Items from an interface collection
★ ★ ★

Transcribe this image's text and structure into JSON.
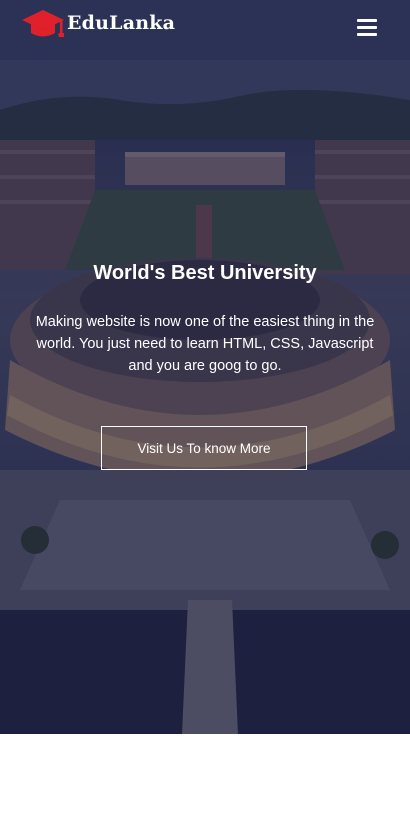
{
  "navbar": {
    "brand": "EduLanka",
    "logo_icon": "graduation-cap-icon",
    "menu_icon": "hamburger-menu-icon"
  },
  "hero": {
    "title": "World's Best University",
    "description": "Making website is now one of the easiest thing in the world. You just need to learn HTML, CSS, Javascript and you are goog to go.",
    "cta_label": "Visit Us To know More"
  },
  "colors": {
    "brand_icon": "#e0202a",
    "overlay": "#14183c",
    "text": "#ffffff",
    "page_background": "#ffffff"
  }
}
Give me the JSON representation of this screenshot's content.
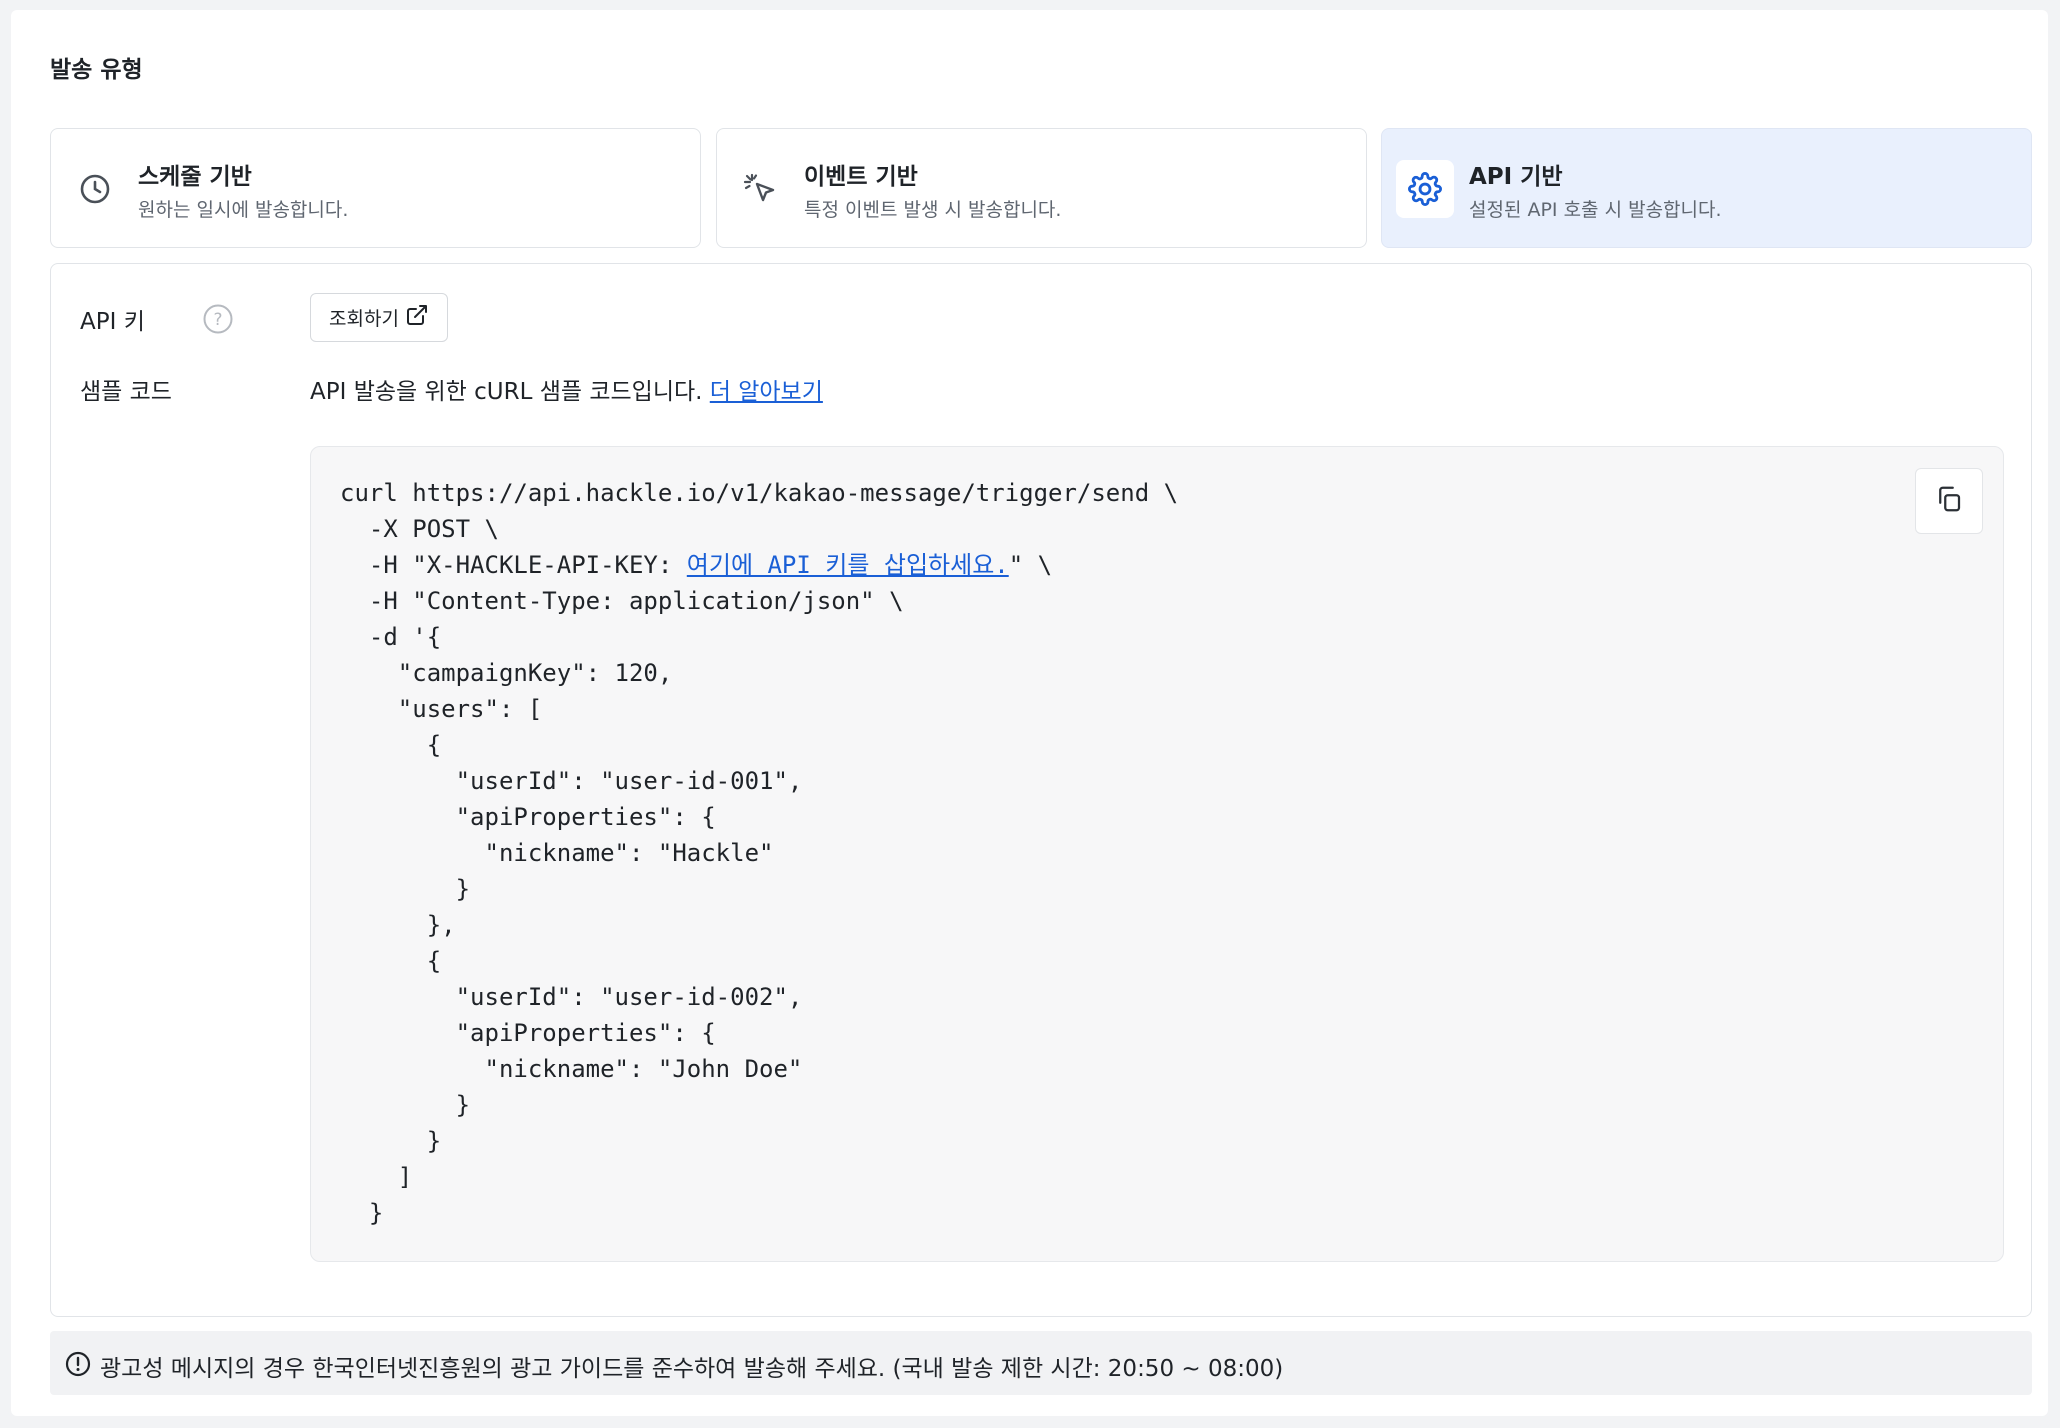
{
  "section": {
    "title": "발송 유형"
  },
  "send_types": [
    {
      "title": "스케줄 기반",
      "desc": "원하는 일시에 발송합니다.",
      "icon": "clock-icon",
      "selected": false
    },
    {
      "title": "이벤트 기반",
      "desc": "특정 이벤트 발생 시 발송합니다.",
      "icon": "cursor-click-icon",
      "selected": false
    },
    {
      "title": "API 기반",
      "desc": "설정된 API 호출 시 발송합니다.",
      "icon": "gear-icon",
      "selected": true
    }
  ],
  "api_key": {
    "label": "API 키",
    "help_icon": "question-circle-icon",
    "button_label": "조회하기",
    "button_icon": "external-link-icon"
  },
  "sample": {
    "label": "샘플 코드",
    "description": "API 발송을 위한 cURL 샘플 코드입니다.",
    "link_label": "더 알아보기",
    "code": {
      "line1": "curl https://api.hackle.io/v1/kakao-message/trigger/send \\",
      "line2": "  -X POST \\",
      "line3_pre": "  -H \"X-HACKLE-API-KEY: ",
      "line3_placeholder": "여기에 API 키를 삽입하세요.",
      "line3_post": "\" \\",
      "rest": "  -H \"Content-Type: application/json\" \\\n  -d '{\n    \"campaignKey\": 120,\n    \"users\": [\n      {\n        \"userId\": \"user-id-001\",\n        \"apiProperties\": {\n          \"nickname\": \"Hackle\"\n        }\n      },\n      {\n        \"userId\": \"user-id-002\",\n        \"apiProperties\": {\n          \"nickname\": \"John Doe\"\n        }\n      }\n    ]\n  }"
    },
    "copy_icon": "copy-icon"
  },
  "notice": {
    "icon": "alert-circle-icon",
    "text": "광고성 메시지의 경우 한국인터넷진흥원의 광고 가이드를 준수하여 발송해 주세요. (국내 발송 제한 시간: 20:50 ~ 08:00)"
  },
  "colors": {
    "accent": "#1a5fd6",
    "selected_bg": "#e9f0fd",
    "code_bg": "#f7f7f8"
  }
}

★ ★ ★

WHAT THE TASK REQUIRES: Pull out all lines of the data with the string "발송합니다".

SOLUTION TO THE PROBLEM:
      "desc": "원하는 일시에 발송합니다.",
      "desc": "특정 이벤트 발생 시 발송합니다.",
      "desc": "설정된 API 호출 시 발송합니다.",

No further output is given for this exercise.